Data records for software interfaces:
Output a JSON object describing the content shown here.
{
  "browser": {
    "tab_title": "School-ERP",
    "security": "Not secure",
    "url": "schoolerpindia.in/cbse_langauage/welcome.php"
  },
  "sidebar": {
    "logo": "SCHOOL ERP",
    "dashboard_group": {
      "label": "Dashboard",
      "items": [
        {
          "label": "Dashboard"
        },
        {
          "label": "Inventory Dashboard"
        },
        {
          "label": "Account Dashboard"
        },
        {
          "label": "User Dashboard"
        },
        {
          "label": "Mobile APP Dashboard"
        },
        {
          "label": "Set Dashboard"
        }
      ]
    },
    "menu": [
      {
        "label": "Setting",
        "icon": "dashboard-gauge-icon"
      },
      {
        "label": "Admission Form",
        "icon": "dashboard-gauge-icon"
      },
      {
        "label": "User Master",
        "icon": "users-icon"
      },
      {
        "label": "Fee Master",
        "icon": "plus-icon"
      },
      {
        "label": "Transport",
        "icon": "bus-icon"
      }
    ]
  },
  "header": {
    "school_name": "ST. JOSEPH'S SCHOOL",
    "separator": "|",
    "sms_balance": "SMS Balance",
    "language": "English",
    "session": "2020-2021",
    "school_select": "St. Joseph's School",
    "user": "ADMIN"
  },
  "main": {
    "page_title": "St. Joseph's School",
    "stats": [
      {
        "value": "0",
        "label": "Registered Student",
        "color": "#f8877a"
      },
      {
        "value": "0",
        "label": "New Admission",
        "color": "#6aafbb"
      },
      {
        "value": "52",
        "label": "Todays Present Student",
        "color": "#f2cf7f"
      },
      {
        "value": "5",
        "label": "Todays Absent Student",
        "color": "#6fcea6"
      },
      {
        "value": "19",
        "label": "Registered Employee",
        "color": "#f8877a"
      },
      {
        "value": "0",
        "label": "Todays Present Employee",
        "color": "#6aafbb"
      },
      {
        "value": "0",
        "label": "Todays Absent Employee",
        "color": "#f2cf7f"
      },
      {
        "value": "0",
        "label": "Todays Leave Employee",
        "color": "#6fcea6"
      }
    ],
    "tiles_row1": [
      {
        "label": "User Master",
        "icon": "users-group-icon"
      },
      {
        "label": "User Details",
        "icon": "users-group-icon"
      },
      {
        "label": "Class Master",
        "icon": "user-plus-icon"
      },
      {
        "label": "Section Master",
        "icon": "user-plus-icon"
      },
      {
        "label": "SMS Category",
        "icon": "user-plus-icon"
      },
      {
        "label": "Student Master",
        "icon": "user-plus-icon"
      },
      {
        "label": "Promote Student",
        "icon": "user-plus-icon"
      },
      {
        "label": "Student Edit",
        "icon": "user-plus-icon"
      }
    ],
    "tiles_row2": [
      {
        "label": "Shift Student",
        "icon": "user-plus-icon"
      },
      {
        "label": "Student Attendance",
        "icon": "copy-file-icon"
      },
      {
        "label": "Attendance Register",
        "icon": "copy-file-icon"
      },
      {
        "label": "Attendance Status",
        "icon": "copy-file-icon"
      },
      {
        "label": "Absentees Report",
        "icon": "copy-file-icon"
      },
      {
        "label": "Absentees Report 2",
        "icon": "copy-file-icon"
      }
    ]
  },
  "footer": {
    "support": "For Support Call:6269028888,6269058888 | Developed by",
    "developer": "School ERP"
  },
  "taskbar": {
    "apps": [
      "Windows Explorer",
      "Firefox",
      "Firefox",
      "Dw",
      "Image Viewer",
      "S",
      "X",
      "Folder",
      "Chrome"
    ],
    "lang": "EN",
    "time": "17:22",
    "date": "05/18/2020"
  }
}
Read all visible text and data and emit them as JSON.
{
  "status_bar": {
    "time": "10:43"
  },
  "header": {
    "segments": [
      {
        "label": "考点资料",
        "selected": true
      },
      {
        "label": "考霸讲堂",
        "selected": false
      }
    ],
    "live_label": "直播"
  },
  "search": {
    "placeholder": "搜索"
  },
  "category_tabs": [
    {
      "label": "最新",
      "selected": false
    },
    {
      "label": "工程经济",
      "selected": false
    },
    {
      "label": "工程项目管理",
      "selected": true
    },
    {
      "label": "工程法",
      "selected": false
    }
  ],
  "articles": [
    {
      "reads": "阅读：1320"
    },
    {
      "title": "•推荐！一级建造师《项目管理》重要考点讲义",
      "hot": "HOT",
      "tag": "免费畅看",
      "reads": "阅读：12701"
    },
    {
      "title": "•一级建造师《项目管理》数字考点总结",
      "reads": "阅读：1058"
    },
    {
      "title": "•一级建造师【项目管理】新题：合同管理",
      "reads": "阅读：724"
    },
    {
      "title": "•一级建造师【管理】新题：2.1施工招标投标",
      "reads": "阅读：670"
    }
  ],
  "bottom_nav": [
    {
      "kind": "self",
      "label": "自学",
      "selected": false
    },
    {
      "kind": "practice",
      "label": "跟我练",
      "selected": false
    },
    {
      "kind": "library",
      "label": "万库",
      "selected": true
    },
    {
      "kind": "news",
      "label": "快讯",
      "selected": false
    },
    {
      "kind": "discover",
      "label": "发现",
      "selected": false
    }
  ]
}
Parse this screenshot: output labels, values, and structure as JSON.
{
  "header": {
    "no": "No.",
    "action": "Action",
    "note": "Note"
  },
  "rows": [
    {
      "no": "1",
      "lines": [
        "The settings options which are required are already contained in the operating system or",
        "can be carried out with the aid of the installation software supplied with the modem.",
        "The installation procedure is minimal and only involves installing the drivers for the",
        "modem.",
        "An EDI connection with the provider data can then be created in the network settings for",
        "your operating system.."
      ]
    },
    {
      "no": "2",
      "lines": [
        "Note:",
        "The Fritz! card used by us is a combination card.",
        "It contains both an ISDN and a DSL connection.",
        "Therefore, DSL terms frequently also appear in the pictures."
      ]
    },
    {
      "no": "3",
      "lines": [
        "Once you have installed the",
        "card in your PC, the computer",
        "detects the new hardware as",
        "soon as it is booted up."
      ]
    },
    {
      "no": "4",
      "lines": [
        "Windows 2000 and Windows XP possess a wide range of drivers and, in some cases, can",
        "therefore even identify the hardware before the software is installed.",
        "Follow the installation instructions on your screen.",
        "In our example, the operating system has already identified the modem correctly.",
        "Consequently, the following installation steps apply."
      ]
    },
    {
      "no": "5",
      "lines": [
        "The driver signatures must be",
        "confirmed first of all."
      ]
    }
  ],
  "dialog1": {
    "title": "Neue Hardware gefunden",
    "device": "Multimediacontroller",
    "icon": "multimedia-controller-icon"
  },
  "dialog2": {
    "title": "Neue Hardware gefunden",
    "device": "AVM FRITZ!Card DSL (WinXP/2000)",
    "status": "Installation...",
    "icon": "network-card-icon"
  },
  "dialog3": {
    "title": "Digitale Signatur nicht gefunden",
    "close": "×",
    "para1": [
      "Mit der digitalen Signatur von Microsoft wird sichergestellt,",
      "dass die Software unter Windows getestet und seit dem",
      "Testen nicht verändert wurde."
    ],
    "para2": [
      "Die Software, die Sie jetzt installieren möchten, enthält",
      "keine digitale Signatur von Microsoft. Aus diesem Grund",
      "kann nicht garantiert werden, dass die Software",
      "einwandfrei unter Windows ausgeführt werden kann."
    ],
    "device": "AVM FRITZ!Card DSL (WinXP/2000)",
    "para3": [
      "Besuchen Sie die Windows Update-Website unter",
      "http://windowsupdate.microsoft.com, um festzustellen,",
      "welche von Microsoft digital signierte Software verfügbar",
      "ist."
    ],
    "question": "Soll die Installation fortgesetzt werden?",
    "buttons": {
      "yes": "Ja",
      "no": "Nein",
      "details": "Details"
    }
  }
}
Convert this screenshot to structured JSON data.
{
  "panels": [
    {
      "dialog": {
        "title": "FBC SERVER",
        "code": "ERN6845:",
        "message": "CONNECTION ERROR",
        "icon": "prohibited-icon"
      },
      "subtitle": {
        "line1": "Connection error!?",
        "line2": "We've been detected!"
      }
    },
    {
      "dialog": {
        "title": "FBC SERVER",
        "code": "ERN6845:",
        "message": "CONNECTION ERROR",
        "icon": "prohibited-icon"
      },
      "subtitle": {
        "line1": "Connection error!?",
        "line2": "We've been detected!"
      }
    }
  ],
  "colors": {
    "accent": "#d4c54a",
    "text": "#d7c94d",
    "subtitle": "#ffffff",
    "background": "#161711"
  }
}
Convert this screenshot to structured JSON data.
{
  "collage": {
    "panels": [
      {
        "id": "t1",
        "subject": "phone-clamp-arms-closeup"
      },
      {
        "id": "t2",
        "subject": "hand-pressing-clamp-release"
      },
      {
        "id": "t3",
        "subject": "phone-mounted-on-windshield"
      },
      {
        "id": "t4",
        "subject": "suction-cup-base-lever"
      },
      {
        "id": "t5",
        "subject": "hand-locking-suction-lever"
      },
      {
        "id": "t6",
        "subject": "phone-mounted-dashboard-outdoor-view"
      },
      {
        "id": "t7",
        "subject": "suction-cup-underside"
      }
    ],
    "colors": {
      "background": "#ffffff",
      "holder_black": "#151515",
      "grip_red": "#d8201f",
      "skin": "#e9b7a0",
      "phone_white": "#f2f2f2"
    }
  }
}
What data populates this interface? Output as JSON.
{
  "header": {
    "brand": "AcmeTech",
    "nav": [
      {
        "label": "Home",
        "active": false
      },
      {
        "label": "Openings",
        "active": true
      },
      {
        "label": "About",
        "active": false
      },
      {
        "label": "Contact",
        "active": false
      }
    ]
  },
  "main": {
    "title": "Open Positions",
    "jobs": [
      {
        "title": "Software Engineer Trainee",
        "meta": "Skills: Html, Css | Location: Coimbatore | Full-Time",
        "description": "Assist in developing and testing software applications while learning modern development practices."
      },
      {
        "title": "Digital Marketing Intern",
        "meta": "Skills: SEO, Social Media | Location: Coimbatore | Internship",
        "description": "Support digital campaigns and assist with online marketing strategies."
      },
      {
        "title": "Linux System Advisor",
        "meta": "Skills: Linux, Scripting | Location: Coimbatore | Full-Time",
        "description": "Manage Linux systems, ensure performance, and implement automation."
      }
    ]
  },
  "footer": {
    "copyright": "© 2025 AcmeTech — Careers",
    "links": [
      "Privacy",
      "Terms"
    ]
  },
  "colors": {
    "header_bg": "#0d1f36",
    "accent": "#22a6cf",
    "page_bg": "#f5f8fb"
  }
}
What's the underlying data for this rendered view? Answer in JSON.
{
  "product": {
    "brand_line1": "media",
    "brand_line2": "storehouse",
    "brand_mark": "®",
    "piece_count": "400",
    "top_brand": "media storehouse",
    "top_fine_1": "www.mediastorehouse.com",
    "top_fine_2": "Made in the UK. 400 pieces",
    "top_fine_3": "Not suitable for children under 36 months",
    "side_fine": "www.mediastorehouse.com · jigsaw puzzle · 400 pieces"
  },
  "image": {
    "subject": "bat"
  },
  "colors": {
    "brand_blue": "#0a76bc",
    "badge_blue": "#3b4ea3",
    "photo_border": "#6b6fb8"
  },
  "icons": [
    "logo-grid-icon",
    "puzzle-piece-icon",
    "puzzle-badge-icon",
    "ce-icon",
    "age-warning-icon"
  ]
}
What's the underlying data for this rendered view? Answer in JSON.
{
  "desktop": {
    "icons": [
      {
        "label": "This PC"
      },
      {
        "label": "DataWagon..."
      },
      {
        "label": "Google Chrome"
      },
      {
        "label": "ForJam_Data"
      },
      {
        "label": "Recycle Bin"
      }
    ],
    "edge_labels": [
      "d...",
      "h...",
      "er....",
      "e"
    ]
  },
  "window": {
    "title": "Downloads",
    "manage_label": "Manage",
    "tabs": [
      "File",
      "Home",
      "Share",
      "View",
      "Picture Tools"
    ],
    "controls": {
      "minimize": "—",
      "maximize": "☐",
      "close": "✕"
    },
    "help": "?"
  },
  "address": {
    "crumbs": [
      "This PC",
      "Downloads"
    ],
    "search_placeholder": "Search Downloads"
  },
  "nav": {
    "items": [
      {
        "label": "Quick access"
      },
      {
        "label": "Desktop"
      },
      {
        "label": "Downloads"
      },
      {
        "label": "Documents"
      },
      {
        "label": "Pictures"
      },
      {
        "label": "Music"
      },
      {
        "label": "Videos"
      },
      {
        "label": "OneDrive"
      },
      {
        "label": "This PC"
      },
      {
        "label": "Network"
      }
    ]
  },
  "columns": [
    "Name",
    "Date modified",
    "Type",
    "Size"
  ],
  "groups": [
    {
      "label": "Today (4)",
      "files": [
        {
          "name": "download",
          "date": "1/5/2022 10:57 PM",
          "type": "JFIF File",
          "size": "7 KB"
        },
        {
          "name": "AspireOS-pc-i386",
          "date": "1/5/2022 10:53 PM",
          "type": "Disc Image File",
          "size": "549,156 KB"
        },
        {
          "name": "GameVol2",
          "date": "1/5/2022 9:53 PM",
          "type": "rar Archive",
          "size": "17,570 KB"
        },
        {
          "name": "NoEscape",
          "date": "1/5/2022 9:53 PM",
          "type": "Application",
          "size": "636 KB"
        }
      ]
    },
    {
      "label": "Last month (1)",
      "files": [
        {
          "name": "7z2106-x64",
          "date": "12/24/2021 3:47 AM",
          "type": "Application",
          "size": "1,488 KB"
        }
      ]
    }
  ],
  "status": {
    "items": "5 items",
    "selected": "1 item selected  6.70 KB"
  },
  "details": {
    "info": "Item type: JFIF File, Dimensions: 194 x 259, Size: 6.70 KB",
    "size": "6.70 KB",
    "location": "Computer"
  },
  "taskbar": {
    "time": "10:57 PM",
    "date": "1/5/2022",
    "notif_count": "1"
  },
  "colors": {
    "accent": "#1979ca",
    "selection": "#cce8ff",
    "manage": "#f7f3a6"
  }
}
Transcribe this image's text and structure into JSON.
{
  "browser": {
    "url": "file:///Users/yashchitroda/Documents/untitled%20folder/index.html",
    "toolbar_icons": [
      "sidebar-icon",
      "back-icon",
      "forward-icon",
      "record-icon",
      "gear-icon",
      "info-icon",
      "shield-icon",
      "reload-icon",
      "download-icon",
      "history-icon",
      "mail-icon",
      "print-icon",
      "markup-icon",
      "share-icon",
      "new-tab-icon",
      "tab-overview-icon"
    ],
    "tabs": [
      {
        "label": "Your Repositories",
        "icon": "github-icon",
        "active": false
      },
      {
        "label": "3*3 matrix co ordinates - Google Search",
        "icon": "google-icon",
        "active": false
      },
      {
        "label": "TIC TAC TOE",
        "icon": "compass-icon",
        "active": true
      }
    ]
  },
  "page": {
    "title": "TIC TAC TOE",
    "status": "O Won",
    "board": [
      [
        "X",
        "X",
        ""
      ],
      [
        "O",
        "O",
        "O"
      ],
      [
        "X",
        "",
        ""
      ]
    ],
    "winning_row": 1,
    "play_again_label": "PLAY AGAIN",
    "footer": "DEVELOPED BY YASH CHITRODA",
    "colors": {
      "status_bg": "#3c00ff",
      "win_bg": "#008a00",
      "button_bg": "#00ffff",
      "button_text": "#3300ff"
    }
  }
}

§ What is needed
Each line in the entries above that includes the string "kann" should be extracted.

§ Solution to this task
      "kann nicht garantiert werden, dass die Software",
      "einwandfrei unter Windows ausgeführt werden kann."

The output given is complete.